Copyrightę 1997 - 2011, Pam Pohly, All Rights Reserved.
Build a Powerful Resume that Matches Your Qualifications
This is an important aspect of your resume. While your resume is not the primary document where you state your career aspirations (your career goal or employment aspiration should be stated in your cover letter), there needs to be congruency between the jobs you have held, how they are described, and the job you are applying for.
For example, if you are applying for a finance director role and have never been a finance director, don't make your job as bookkeeper sound like a finance director role. Instead, be honest about your previous roles while also highlighting the increases of responsibilities you have acquired and the on-the-job training or assignments you have had.
Many sincere, but naive, job hunters seem to think that by stating that they want a particular position that this is sufficient proof that they should be considered for that position. The fact that you state you are ready for a increase in responsibilities does not justify for an employer that you are ready. You must make a reasonable connection between what you have done - and what you now want to do. How?
Take special care when you write the paragraphs that describe your previous jobs.
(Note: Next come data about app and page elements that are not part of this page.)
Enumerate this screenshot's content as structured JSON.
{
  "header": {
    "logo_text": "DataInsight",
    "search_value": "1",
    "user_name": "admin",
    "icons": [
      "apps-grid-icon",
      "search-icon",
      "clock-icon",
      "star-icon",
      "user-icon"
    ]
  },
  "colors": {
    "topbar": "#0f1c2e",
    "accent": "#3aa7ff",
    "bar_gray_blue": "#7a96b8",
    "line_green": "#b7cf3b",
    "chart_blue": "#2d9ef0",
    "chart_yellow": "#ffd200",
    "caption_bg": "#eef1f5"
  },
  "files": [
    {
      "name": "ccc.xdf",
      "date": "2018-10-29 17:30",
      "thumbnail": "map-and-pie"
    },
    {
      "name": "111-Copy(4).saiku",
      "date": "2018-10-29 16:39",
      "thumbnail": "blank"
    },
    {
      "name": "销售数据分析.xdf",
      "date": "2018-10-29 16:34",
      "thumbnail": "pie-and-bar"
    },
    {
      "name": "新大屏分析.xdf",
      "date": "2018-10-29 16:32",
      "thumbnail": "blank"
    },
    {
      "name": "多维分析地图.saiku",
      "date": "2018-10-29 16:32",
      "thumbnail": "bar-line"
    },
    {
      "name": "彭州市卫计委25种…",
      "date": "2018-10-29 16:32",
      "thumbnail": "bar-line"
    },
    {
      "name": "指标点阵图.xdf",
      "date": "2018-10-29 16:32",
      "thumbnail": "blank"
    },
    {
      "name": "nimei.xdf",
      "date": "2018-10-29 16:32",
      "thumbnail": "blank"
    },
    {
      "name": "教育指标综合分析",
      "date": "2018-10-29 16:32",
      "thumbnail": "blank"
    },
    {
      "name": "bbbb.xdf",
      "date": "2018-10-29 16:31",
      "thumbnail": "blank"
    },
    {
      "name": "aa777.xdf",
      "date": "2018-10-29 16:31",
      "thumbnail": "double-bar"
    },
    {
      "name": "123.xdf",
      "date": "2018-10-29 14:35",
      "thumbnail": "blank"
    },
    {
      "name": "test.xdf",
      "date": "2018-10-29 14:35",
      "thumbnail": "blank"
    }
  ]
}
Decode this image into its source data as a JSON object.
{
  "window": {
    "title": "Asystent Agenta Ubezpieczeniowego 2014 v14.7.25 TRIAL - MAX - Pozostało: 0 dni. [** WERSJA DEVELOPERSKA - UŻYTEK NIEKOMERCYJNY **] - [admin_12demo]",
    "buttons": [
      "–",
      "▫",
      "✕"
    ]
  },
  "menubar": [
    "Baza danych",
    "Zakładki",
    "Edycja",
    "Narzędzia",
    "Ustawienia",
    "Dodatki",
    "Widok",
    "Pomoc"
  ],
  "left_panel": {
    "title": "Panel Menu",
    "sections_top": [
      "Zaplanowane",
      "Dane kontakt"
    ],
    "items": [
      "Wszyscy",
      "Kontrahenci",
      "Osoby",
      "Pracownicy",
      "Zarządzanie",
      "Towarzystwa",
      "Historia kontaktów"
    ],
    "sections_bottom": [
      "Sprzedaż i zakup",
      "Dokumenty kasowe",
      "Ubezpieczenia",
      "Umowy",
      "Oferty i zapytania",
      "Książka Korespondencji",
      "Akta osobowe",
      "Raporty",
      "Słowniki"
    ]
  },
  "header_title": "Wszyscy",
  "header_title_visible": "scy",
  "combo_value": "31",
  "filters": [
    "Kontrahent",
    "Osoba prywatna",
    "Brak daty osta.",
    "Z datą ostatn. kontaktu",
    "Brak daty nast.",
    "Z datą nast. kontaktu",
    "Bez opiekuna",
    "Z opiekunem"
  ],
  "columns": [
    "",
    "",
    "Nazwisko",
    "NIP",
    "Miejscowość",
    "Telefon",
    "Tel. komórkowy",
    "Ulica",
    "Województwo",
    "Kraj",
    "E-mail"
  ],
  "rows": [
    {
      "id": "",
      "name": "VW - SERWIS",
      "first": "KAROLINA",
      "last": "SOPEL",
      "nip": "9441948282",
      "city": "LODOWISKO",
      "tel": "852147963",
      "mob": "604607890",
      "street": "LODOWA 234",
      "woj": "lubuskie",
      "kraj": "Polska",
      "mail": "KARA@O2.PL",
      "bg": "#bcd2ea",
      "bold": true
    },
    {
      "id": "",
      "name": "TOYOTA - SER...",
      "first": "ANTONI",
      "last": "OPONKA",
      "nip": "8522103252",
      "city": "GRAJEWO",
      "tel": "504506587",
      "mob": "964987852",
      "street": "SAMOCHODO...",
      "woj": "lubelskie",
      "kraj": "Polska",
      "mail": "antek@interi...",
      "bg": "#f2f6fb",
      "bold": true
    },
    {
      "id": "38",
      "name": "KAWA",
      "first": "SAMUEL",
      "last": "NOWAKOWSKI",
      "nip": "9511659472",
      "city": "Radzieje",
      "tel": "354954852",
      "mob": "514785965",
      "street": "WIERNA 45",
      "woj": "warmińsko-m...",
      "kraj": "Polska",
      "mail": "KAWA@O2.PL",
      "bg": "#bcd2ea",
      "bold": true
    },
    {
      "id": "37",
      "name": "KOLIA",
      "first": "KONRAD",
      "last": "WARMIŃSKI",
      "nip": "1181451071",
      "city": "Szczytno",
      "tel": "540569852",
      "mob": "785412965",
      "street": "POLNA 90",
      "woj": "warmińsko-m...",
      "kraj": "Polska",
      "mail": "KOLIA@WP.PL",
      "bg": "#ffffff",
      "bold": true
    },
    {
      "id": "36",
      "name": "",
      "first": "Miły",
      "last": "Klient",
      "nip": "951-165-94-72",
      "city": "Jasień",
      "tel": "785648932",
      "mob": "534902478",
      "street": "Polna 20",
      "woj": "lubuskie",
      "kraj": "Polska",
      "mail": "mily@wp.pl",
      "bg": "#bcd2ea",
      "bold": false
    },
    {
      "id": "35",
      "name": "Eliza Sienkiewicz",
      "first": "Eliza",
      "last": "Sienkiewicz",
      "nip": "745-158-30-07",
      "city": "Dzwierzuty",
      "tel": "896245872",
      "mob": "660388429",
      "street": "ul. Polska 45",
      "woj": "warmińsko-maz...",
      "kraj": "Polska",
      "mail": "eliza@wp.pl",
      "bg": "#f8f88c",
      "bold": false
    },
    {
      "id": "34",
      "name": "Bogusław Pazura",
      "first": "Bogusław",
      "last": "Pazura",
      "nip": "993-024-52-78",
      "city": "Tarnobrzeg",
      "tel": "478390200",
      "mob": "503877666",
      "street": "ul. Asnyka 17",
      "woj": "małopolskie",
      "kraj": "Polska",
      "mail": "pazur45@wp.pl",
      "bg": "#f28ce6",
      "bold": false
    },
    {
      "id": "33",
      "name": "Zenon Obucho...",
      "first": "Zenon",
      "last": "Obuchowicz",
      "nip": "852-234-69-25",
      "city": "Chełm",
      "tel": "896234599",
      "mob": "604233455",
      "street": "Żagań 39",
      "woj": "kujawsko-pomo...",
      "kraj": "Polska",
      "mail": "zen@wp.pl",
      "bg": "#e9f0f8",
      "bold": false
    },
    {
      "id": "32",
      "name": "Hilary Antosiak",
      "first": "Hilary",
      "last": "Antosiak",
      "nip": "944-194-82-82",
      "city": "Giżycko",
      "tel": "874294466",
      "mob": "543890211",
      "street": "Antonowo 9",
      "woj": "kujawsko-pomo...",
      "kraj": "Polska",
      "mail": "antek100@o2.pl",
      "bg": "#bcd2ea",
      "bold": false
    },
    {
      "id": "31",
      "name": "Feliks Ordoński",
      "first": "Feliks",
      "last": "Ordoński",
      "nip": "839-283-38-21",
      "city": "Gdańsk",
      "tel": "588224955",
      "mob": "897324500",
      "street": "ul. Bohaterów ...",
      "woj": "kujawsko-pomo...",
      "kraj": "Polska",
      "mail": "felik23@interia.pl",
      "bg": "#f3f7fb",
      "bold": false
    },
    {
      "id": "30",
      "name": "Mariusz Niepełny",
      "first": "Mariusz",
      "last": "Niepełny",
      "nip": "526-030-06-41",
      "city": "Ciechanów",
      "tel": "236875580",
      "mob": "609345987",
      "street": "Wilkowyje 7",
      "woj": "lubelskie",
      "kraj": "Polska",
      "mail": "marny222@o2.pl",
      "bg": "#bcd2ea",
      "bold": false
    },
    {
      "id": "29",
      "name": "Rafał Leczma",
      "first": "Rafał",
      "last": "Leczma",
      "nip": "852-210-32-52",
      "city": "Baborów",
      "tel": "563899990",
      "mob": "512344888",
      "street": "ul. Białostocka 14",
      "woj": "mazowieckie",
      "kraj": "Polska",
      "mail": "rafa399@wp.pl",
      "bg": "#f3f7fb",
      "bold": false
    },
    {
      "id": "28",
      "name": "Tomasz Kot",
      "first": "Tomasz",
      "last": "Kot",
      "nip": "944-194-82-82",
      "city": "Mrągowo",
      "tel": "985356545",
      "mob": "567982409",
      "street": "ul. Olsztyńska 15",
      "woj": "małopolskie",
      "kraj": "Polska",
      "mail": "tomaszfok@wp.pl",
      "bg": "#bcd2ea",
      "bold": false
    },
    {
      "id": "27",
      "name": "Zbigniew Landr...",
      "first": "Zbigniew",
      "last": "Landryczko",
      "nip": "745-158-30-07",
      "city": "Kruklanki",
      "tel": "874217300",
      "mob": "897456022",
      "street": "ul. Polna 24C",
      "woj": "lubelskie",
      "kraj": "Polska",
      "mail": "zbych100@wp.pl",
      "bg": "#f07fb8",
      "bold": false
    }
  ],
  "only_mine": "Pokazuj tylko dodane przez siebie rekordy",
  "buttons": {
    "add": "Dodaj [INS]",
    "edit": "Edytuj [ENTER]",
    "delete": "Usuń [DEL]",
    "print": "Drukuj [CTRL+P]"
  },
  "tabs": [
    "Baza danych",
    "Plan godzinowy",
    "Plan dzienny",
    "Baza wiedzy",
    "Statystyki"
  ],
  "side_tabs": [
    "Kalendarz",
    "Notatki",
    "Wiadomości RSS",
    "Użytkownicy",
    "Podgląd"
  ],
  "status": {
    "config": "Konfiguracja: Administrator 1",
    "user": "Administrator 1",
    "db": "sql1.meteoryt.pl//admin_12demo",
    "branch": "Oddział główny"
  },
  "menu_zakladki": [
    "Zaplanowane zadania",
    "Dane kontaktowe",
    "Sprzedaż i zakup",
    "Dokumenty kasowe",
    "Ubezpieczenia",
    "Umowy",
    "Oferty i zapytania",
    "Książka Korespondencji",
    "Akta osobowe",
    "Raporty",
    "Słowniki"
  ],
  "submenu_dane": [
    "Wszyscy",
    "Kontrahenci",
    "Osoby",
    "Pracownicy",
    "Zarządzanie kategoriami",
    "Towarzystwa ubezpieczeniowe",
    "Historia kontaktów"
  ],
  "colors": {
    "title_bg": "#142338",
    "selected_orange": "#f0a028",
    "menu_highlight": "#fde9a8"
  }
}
If your previous job was Clinical Director and now you want a Director of Operations job, the person reviewing your resume will not assume that it is time for you to have a promotion because you have "earned" it or "paid your dues". The world simply doesn't work that way. You need to show how prepared you are for the increased responsibilities.
If you are seeking a job change that involves a change of industry or environment, it is acceptable to be more generic in describing your responsibilities - but, avoid being too vague. For example, if you have been the Director of Oncology Services in a tertiary hospital and are now seeking a role as Marketing Director in a large physician practice, when describing your previous role you may emphasize your community relations activities, the size of your market, your business development planning responsibilities or involvement in referral development. However, don't leave out what you really did in your previous roles and what your day-to-day priorities were.
One way to approach this challenge is to ask yourself the question, "What objections, doubts or concerns might an employer have if the employer were to hire a person with my background for this particular job?" Make a list of these potential doubts. Then, find a way to proactively address these concerns in the paragraphs that describe your previous jobs. For example, if you have worked in the non-profit sector for many years and are now hoping to find a position in a for-profit setting, you may wish to point out that you are accustomed to being held accountable for bottom lines, revenue production and census development.
Perhaps you lack experience with certain aspects of the job that you are applying for. In this case, don't be tempted to exaggerate or be untruthful. (See our tips about factual resumes). Instead, give some thought to which aspects of the new position that you do have experience in. For example, if you are particularly skilled in building a culture of teamwork and cooperation, emphasize this skill. And, remember the 30-second rule - make sure that you describe your qualifications in short, concise and powerful words. (Also see our article about writing compelling resumes)
"Formulate and stamp indelibly on your mind a mental picture of yourself as succeeding. Hold this picture tenaciously. Never permit it to fade. Your mind will seek to develop the picture...Do not build up obstacles in your imagination." (Norman Vincent Peale)